Fog - Applying blockchain to secure a distributed set of clusters
Document typeMaster thesis
Rights accessOpen Access
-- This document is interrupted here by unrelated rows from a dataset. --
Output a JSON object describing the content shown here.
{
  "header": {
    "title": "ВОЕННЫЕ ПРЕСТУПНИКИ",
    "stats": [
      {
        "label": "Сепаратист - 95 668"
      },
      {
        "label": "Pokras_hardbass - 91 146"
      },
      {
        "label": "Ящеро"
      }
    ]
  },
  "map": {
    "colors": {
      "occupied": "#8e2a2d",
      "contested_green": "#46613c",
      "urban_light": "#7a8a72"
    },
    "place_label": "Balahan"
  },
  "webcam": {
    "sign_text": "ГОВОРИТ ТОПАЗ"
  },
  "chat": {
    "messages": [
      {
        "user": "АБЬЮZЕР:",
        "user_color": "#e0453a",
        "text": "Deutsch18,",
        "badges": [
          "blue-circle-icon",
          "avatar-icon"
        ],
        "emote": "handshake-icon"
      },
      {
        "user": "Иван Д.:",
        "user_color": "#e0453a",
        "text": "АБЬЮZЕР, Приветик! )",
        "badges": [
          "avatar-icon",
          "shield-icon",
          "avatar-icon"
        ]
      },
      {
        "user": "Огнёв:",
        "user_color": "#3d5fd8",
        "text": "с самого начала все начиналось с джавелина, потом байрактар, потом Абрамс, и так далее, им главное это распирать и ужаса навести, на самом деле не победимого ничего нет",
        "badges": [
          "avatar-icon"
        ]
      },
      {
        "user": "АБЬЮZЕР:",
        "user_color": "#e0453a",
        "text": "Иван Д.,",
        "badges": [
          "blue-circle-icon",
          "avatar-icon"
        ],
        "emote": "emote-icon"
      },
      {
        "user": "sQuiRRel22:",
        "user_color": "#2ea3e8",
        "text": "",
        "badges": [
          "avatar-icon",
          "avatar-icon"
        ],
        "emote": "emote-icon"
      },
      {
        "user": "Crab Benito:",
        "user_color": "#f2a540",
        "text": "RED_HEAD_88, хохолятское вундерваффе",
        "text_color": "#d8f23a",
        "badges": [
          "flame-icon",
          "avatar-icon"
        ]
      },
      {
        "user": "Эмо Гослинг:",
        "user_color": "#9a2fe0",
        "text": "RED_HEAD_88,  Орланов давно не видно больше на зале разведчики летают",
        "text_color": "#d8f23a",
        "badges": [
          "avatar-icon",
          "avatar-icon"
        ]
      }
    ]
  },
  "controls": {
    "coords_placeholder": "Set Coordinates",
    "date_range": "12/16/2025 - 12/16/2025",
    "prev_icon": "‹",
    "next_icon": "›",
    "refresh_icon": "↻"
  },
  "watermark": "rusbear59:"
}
5G has already been presented and shown in major congresses, thus it’s just a matter of time that this technology comes to the enterprise and public usages. Therefore, we can affirm that we are moving towards a world where everything will be connected (i.e. our cars, our houses, our wearable devices). Consequently, the number of devices connected to the Fog will be around the billions. This drastic increase in connected devices at the Fog layer promotes a change in the Internet architecture, that requires new technologies to manage the newly Fog devices. Despite the cloud being a powerful model, at the end it’s a centralized architecture, thus it fails to scale with the addition of millions of Fog devices. The Fog presents a great amount of architectural and management challenges, such as who will run the Fog infrastructure, or how the Fog nodes will provide services by themselves, and a sometimes forgotten but critical aspect, the security. The current centralized security architectures do not scale well enough in order to be applied on the Fog. Those models such as Certificate Authorities (CA’s) are centralized, usually on cloud providers, and offer a much more static security (i.e. a website secured with a CA, that barely changes IP and doesn’t move). At the end this kind of security approaches are invalid in environments where devices are moving and changing networks constantly, like the fog scenario, because the same nature of the approach makes it invalid for such scenarios. Therefore, we require new and completely distributed security architectures, capable of being flexible and scalable, while at the same time providing fault proof security to the Fog. A new technology that has been growing lately is the blockchain, this technology really shines on completely distributed systems. The blockchain is capable of keeping an immutable set of data distributed across multiple peers on a network. Then the peers can use that data and update it through a consensus procedure, performed following a consensus algorithm criteria. The main objective of this project is the proposal of a novel blockchain architecture that will contain all the Fog session information. This information will be used to provide security to the Fog devices, and it will be capable of providing authentication and verification mechanisms to those devices, ensuring the integrity of the data provided. To accomplish this objective a Fog profile will be used. Each new device will be able to register its profile in the Fog session, with a required set of public keys, and by providing an extensible Rule-set field that will contain all the required information in order to identify a device (i.e. the device specs such as CPU or RAM), to later on execute services on the Fog, based on such specs and information.